The opportunity to get to meet sporting legends doesn’t come along that often. When it does it’s always something to look forward to for days beforehand. It can generate lifelong memories.
I can recall meeting Ivan Marks as if it were yesterday as I’m sure can many of our readers who experienced that privilege. Sometimes things don’t quite work out as you expect with sporting heroes. I found that out recently on the Shropshire Union towpath when interviewing another one of my angling heroes, Alan Scotthorne. Suffice to say we have slightly different views on the merits or otherwise of the Shropshire Union Canal as a national championship venue.
Scanning the invitation to the opening of Knottingley hydropower station that dropped through the letterbox recently, you could have knocked me down with a feather when I read that it would be cricketing legend Geoffrey Boycott OBE cutting the ribbon. I hastily re-arranged my diary as this was an opportunity not to be missed. As a youngster, I’d spent many an hour listening to John Arlott’s radio commentaries when the Yorkshire cricketing god was occupying the crease. In games with my brother and cousins, I would always take the role of Sir Geoffrey, desperately trying not to give my wicket away cheaply and bowling with my cap on back to front.
Thanks to Barn Energy, the big day arrived with maybe 150 guests looking on in anticipation as the great man, immaculately dressed, emerged from his car. There was something of a Yorkshire chill in the air and with much applause he announced his speech would be a lot shorter than the average length of one of his test innings. The adjective forthright summed up the speech. Geoffrey made it clear he would not want a nuclear power station built in his back garden and green energy, when done properly was a good thing, especially when it opened the route to spawning grounds for migratory fish. How things move on, for Geoffrey’s father, a Salopian by birth, had spent his working live in the power industry, in his case as a coalminer. Like so many, he suffered a serious industrial injury which must have had an impact on Geoffrey’s childhood. Watch the opening video of Knottingley Hydropower Station.
It’s better to be lucky than good. My luck was certainly in when I found myself in the queue for refreshments immediately behind the great man. As the coffee was served and plucking up courage, I asked Geoff what his greatest single achievement was. He replied that scoring his 100th first class century at Headingley in 1977 was his proudest moment. I still recall Jim Lakers voice: "That’s it, the bat goes up in the air" as Greg Chappell’s half volley sped towards the boundary rope past the bedraggled Australian fielder at mid-on.

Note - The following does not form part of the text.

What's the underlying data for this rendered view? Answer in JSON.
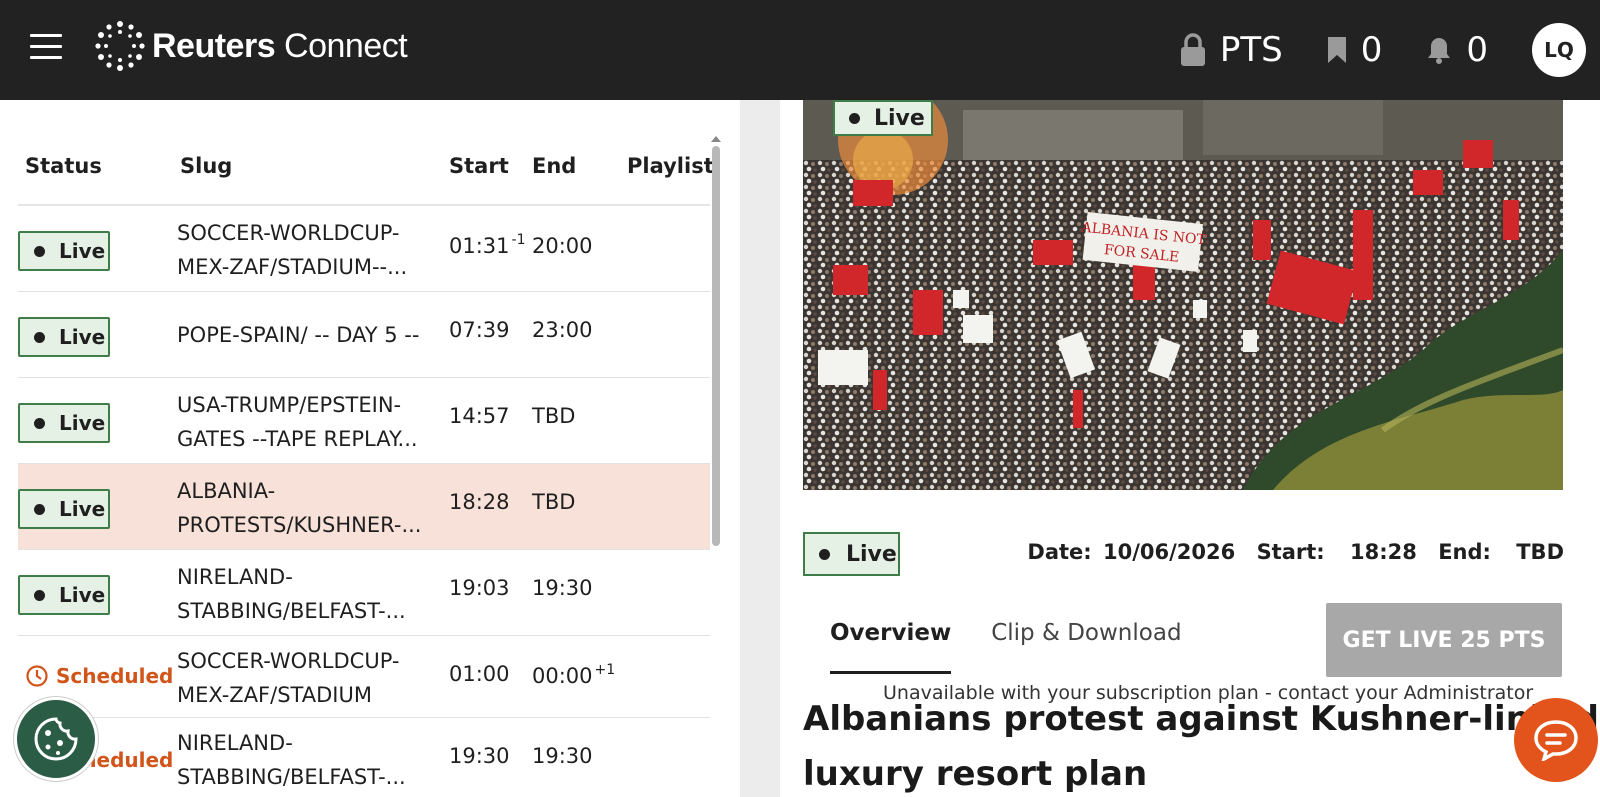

‘I was the first man to get to 100 hundred’s in a test match and in front of my own folks too’ he was quick to remind me. And then he asked me ‘and what do you think made that series extra special? Before I had time to answer, with a clenched fist and huge grin he pronounced ‘stuffing it up the Aussies, that’s what’s mattered the most’. It has oft been debated as to whether Geoffrey was truly a team player. His elation as he recalled winning the Ashes 40 years ago totally convinced me that the teams result mattered even more than his personal cricketing statistics, or maybe, if his negative critics are correct, then middle age is having a mellowing effect on the man once known as ‘Fiery Boycott’.
It’s always fun, or maybe pointless, to speculate how well sporting stars might have fared in another sport. Geoffrey could have made it as a professional footballer by all accounts. I reckon Geoff has all the personal character traits of the successful match angler. Dogged determination, self-belief and single mindedness to the point of obsession, the ability to keep concentration for hours at a time, an ordered and structured mind, massive attention to detail and the desire to do everything in your powers to win. His kit would have been neat and tidy and maybe, like Ray Mumford, he would have graced the canal towpath with true sartorial elegance. Unlike cricket, fishing would not have set him up financially, though. Dicky Bird, another Yorkshire cricketing legend quips that Geoffrey is a miser and that he (Dicky) will dig up his coffin because he’s bound to take a few bob with him. Umpire Bird might be right, or there again it might just be banter. I do know that on this occasion Geoffrey donated all his Knottingley appearance fees to the Yorkshire Air Ambulance. It wouldn’t surprise me if he is more generous than he lets on.
Boycott is 77 not out in the age game. He nearly died as a youngster following an accident and lost his spleen, thus the strength of his immune system is not as he would like it. He revealed to me that following cancer he had lost the use of his salivary glands. This explains why he needs to drink copious quantities of water. ‘The River Aire won’t go dry as long as I am around’ he stated in his speech ‘so the residents of Knottingley won’t need to worry about their electric supply for a few years yet’.
As a kid I used to think if I had to choose anyone to bat for my life, it would be Geoffrey. Nearly half a century later, nothing has changed my mind.
The team undertake a diverse range of work including looking after the Trust's £40 million worth of fish stocks, managing agreements with over 250 different angling clubs and helping more people, especially youngsters, take up angling on the canal. Follow this blog to keep updated with the thoughts and work of the team.See more blogs from this author